-- Data extracts follows --
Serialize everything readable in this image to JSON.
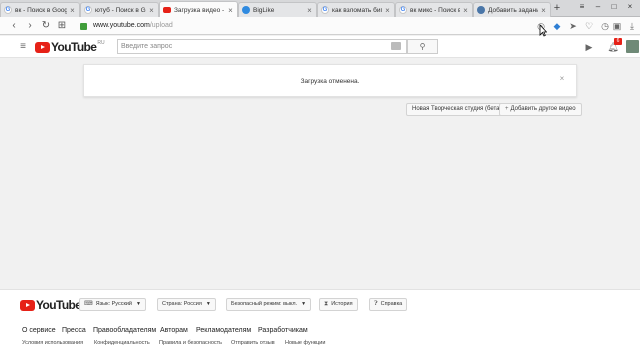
{
  "browser": {
    "tabs": [
      {
        "title": "вк - Поиск в Google",
        "favicon": "google-icon"
      },
      {
        "title": "ютуб - Поиск в Google",
        "favicon": "google-icon"
      },
      {
        "title": "Загрузка видео - YouTube",
        "favicon": "youtube-icon",
        "active": true
      },
      {
        "title": "BigLike",
        "favicon": "biglike-icon"
      },
      {
        "title": "как взломать биглайк",
        "favicon": "google-icon"
      },
      {
        "title": "вк микс - Поиск в Google",
        "favicon": "google-icon"
      },
      {
        "title": "Добавить задание",
        "favicon": "vk-icon"
      }
    ],
    "new_tab": "+",
    "url_host": "www.youtube.com",
    "url_path": "/upload"
  },
  "masthead": {
    "logo_text": "YouTube",
    "country": "RU",
    "search_placeholder": "Введите запрос",
    "notification_count": "6"
  },
  "main": {
    "notice": "Загрузка отменена.",
    "studio_button": "Новая Творческая студия (бета)",
    "add_video_button": "Добавить другое видео"
  },
  "footer": {
    "logo_text": "YouTube",
    "language": "Язык: Русский",
    "country": "Страна: Россия",
    "safety": "Безопасный режим: выкл.",
    "history": "История",
    "help": "Справка",
    "primary_links": [
      "О сервисе",
      "Пресса",
      "Правообладателям",
      "Авторам",
      "Рекламодателям",
      "Разработчикам"
    ],
    "secondary_links": [
      "Условия использования",
      "Конфиденциальность",
      "Правила и безопасность",
      "Отправить отзыв",
      "Новые функции"
    ]
  },
  "colors": {
    "brand_red": "#e62117",
    "page_bg": "#f1f1f1"
  }
}
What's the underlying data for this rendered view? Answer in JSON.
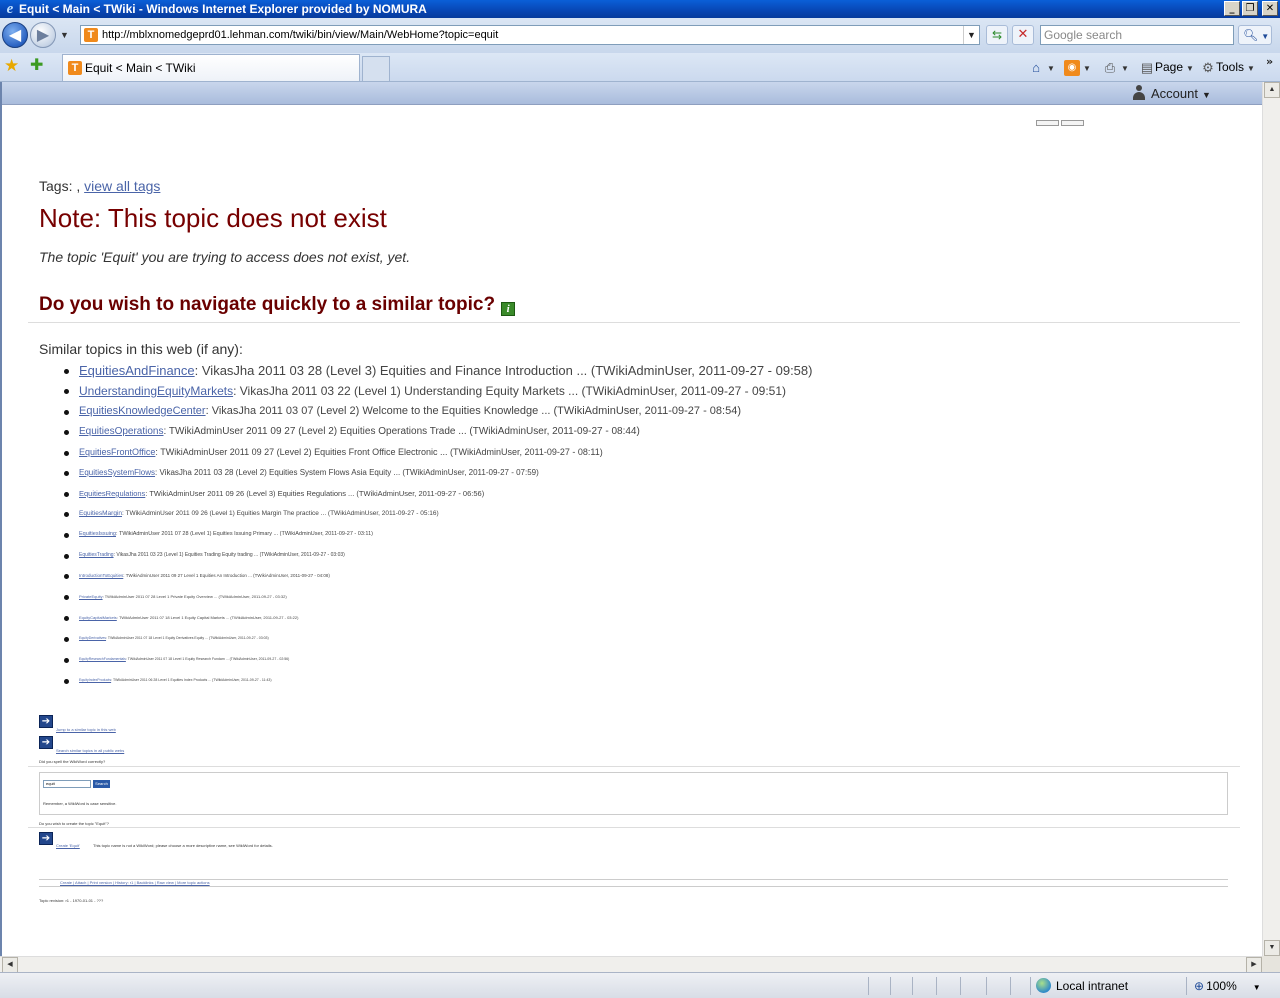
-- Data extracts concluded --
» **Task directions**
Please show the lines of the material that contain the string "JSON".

» **Answer for the task**
Serialize everything readable in this image to JSON.
What's the underlying data for this rendered view? Answer in JSON.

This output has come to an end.